Page and application data records
☆ ☆ ☆ ☆ ☆ ☆ ☆
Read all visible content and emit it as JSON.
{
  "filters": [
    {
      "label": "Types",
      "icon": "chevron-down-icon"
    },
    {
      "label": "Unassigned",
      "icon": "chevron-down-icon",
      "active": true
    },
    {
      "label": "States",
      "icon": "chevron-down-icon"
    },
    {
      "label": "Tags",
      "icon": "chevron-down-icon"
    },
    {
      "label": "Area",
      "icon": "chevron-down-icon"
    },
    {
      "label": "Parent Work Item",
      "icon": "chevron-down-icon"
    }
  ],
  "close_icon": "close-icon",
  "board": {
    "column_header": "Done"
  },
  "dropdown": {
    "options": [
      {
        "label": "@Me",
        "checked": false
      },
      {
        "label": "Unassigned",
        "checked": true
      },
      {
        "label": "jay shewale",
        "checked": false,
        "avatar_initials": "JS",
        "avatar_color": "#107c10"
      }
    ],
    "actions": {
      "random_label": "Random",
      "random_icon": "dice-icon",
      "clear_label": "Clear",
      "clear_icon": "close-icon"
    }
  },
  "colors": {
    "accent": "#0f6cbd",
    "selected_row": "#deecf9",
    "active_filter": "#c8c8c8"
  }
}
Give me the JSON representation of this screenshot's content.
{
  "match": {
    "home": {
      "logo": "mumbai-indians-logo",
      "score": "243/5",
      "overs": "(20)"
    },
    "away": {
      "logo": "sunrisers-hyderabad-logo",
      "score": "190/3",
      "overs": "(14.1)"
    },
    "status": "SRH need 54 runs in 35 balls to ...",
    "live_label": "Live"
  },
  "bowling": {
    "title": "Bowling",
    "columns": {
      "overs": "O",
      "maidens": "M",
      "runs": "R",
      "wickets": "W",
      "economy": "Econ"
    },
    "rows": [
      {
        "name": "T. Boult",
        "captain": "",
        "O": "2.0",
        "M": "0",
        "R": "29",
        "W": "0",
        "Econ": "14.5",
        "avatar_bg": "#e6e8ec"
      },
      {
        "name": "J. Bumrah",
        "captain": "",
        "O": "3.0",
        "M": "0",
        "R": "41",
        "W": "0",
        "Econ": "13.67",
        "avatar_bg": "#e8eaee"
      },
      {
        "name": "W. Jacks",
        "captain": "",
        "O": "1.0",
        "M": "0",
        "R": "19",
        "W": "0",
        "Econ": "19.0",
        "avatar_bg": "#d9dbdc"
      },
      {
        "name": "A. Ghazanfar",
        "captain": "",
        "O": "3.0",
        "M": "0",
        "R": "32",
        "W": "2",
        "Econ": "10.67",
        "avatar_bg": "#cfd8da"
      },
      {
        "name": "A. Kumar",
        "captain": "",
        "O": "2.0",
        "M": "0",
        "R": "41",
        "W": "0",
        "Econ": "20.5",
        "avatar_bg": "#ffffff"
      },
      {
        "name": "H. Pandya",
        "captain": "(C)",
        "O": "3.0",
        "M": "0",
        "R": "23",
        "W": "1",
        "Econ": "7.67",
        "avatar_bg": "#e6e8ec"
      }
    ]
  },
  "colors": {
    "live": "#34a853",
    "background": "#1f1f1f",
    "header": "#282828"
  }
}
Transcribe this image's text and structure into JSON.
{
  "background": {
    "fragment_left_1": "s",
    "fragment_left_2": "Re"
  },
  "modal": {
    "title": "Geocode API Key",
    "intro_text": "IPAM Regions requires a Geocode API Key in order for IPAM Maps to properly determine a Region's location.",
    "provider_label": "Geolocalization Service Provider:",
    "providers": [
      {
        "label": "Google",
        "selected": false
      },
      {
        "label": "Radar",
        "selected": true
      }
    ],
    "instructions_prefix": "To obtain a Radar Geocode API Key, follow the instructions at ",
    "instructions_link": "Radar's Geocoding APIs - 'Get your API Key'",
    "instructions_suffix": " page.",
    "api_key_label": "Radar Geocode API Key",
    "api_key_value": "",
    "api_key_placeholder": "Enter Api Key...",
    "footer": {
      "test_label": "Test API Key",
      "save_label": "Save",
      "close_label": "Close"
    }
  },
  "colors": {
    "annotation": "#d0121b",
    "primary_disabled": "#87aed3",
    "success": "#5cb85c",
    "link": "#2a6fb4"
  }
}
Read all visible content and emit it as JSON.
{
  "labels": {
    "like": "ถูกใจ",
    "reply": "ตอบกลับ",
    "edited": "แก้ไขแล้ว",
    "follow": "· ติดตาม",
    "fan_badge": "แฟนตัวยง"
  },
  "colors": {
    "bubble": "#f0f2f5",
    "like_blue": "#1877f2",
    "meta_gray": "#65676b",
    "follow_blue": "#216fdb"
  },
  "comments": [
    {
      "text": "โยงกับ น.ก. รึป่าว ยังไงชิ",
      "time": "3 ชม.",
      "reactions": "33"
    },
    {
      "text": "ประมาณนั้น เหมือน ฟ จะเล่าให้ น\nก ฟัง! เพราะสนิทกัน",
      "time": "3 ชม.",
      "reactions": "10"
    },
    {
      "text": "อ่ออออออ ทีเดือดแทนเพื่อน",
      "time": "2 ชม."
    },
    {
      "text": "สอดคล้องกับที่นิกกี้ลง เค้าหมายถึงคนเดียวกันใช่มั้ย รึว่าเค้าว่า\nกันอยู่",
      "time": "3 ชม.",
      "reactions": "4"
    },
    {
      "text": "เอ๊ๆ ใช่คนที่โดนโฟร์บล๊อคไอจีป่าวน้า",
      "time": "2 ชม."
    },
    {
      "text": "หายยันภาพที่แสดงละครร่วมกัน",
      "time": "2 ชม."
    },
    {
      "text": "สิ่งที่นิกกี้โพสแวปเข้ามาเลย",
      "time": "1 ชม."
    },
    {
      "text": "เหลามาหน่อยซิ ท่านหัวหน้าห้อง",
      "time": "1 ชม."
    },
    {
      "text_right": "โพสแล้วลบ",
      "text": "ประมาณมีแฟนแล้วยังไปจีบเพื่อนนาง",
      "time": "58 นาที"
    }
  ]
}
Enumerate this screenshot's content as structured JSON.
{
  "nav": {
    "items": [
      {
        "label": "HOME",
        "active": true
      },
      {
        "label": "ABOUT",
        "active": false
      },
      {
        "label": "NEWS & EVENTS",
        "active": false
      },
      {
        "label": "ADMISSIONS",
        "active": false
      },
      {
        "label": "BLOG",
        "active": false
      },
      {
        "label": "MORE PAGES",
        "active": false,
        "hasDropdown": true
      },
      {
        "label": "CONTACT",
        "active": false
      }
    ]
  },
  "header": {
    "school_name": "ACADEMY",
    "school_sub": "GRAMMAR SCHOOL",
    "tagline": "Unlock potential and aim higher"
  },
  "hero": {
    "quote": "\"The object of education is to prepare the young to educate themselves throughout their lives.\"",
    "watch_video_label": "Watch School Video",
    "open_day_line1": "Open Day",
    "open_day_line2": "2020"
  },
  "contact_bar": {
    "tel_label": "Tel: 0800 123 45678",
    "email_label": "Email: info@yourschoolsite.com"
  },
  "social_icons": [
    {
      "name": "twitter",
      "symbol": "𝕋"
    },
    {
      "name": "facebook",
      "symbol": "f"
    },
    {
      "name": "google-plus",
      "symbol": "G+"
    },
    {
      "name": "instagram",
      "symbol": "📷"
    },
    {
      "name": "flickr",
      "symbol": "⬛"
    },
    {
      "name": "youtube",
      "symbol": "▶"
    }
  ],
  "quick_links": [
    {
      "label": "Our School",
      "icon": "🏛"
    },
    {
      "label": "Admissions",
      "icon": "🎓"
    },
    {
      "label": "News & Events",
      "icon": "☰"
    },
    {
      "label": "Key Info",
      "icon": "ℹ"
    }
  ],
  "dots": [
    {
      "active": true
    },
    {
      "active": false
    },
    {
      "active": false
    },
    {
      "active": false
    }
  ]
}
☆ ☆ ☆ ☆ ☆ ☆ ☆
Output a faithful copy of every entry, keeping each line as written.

Read all visible content and emit it as JSON.
{
  "filters": [
    {
      "label": "Types",
      "icon": "chevron-down-icon"
    },
    {
      "label": "Unassigned",
      "icon": "chevron-down-icon",
      "active": true
    },
    {
      "label": "States",
      "icon": "chevron-down-icon"
    },
    {
      "label": "Tags",
      "icon": "chevron-down-icon"
    },
    {
      "label": "Area",
      "icon": "chevron-down-icon"
    },
    {
      "label": "Parent Work Item",
      "icon": "chevron-down-icon"
    }
  ],
  "close_icon": "close-icon",
  "board": {
    "column_header": "Done"
  },
  "dropdown": {
    "options": [
      {
        "label": "@Me",
        "checked": false
      },
      {
        "label": "Unassigned",
        "checked": true
      },
      {
        "label": "jay shewale",
        "checked": false,
        "avatar_initials": "JS",
        "avatar_color": "#107c10"
      }
    ],
    "actions": {
      "random_label": "Random",
      "random_icon": "dice-icon",
      "clear_label": "Clear",
      "clear_icon": "close-icon"
    }
  },
  "colors": {
    "accent": "#0f6cbd",
    "selected_row": "#deecf9",
    "active_filter": "#c8c8c8"
  }
}
Give me the JSON representation of this screenshot's content.
{
  "match": {
    "home": {
      "logo": "mumbai-indians-logo",
      "score": "243/5",
      "overs": "(20)"
    },
    "away": {
      "logo": "sunrisers-hyderabad-logo",
      "score": "190/3",
      "overs": "(14.1)"
    },
    "status": "SRH need 54 runs in 35 balls to ...",
    "live_label": "Live"
  },
  "bowling": {
    "title": "Bowling",
    "columns": {
      "overs": "O",
      "maidens": "M",
      "runs": "R",
      "wickets": "W",
      "economy": "Econ"
    },
    "rows": [
      {
        "name": "T. Boult",
        "captain": "",
        "O": "2.0",
        "M": "0",
        "R": "29",
        "W": "0",
        "Econ": "14.5",
        "avatar_bg": "#e6e8ec"
      },
      {
        "name": "J. Bumrah",
        "captain": "",
        "O": "3.0",
        "M": "0",
        "R": "41",
        "W": "0",
        "Econ": "13.67",
        "avatar_bg": "#e8eaee"
      },
      {
        "name": "W. Jacks",
        "captain": "",
        "O": "1.0",
        "M": "0",
        "R": "19",
        "W": "0",
        "Econ": "19.0",
        "avatar_bg": "#d9dbdc"
      },
      {
        "name": "A. Ghazanfar",
        "captain": "",
        "O": "3.0",
        "M": "0",
        "R": "32",
        "W": "2",
        "Econ": "10.67",
        "avatar_bg": "#cfd8da"
      },
      {
        "name": "A. Kumar",
        "captain": "",
        "O": "2.0",
        "M": "0",
        "R": "41",
        "W": "0",
        "Econ": "20.5",
        "avatar_bg": "#ffffff"
      },
      {
        "name": "H. Pandya",
        "captain": "(C)",
        "O": "3.0",
        "M": "0",
        "R": "23",
        "W": "1",
        "Econ": "7.67",
        "avatar_bg": "#e6e8ec"
      }
    ]
  },
  "colors": {
    "live": "#34a853",
    "background": "#1f1f1f",
    "header": "#282828"
  }
}
Transcribe this image's text and structure into JSON.
{
  "background": {
    "fragment_left_1": "s",
    "fragment_left_2": "Re"
  },
  "modal": {
    "title": "Geocode API Key",
    "intro_text": "IPAM Regions requires a Geocode API Key in order for IPAM Maps to properly determine a Region's location.",
    "provider_label": "Geolocalization Service Provider:",
    "providers": [
      {
        "label": "Google",
        "selected": false
      },
      {
        "label": "Radar",
        "selected": true
      }
    ],
    "instructions_prefix": "To obtain a Radar Geocode API Key, follow the instructions at ",
    "instructions_link": "Radar's Geocoding APIs - 'Get your API Key'",
    "instructions_suffix": " page.",
    "api_key_label": "Radar Geocode API Key",
    "api_key_value": "",
    "api_key_placeholder": "Enter Api Key...",
    "footer": {
      "test_label": "Test API Key",
      "save_label": "Save",
      "close_label": "Close"
    }
  },
  "colors": {
    "annotation": "#d0121b",
    "primary_disabled": "#87aed3",
    "success": "#5cb85c",
    "link": "#2a6fb4"
  }
}
Read all visible content and emit it as JSON.
{
  "labels": {
    "like": "ถูกใจ",
    "reply": "ตอบกลับ",
    "edited": "แก้ไขแล้ว",
    "follow": "· ติดตาม",
    "fan_badge": "แฟนตัวยง"
  },
  "colors": {
    "bubble": "#f0f2f5",
    "like_blue": "#1877f2",
    "meta_gray": "#65676b",
    "follow_blue": "#216fdb"
  },
  "comments": [
    {
      "text": "โยงกับ น.ก. รึป่าว ยังไงชิ",
      "time": "3 ชม.",
      "reactions": "33"
    },
    {
      "text": "ประมาณนั้น เหมือน ฟ จะเล่าให้ น\nก ฟัง! เพราะสนิทกัน",
      "time": "3 ชม.",
      "reactions": "10"
    },
    {
      "text": "อ่ออออออ ทีเดือดแทนเพื่อน",
      "time": "2 ชม."
    },
    {
      "text": "สอดคล้องกับที่นิกกี้ลง เค้าหมายถึงคนเดียวกันใช่มั้ย รึว่าเค้าว่า\nกันอยู่",
      "time": "3 ชม.",
      "reactions": "4"
    },
    {
      "text": "เอ๊ๆ ใช่คนที่โดนโฟร์บล๊อคไอจีป่าวน้า",
      "time": "2 ชม."
    },
    {
      "text": "หายยันภาพที่แสดงละครร่วมกัน",
      "time": "2 ชม."
    },
    {
      "text": "สิ่งที่นิกกี้โพสแวปเข้ามาเลย",
      "time": "1 ชม."
    },
    {
      "text": "เหลามาหน่อยซิ ท่านหัวหน้าห้อง",
      "time": "1 ชม."
    },
    {
      "text_right": "โพสแล้วลบ",
      "text": "ประมาณมีแฟนแล้วยังไปจีบเพื่อนนาง",
      "time": "58 นาที"
    }
  ]
}
Enumerate this screenshot's content as structured JSON.
{
  "nav": {
    "items": [
      {
        "label": "HOME",
        "active": true
      },
      {
        "label": "ABOUT",
        "active": false
      },
      {
        "label": "NEWS & EVENTS",
        "active": false
      },
      {
        "label": "ADMISSIONS",
        "active": false
      },
      {
        "label": "BLOG",
        "active": false
      },
      {
        "label": "MORE PAGES",
        "active": false,
        "hasDropdown": true
      },
      {
        "label": "CONTACT",
        "active": false
      }
    ]
  },
  "header": {
    "school_name": "ACADEMY",
    "school_sub": "GRAMMAR SCHOOL",
    "tagline": "Unlock potential and aim higher"
  },
  "hero": {
    "quote": "\"The object of education is to prepare the young to educate themselves throughout their lives.\"",
    "watch_video_label": "Watch School Video",
    "open_day_line1": "Open Day",
    "open_day_line2": "2020"
  },
  "contact_bar": {
    "tel_label": "Tel: 0800 123 45678",
    "email_label": "Email: info@yourschoolsite.com"
  },
  "social_icons": [
    {
      "name": "twitter",
      "symbol": "𝕋"
    },
    {
      "name": "facebook",
      "symbol": "f"
    },
    {
      "name": "google-plus",
      "symbol": "G+"
    },
    {
      "name": "instagram",
      "symbol": "📷"
    },
    {
      "name": "flickr",
      "symbol": "⬛"
    },
    {
      "name": "youtube",
      "symbol": "▶"
    }
  ],
  "quick_links": [
    {
      "label": "Our School",
      "icon": "🏛"
    },
    {
      "label": "Admissions",
      "icon": "🎓"
    },
    {
      "label": "News & Events",
      "icon": "☰"
    },
    {
      "label": "Key Info",
      "icon": "ℹ"
    }
  ],
  "dots": [
    {
      "active": true
    },
    {
      "active": false
    },
    {
      "active": false
    },
    {
      "active": false
    }
  ]
}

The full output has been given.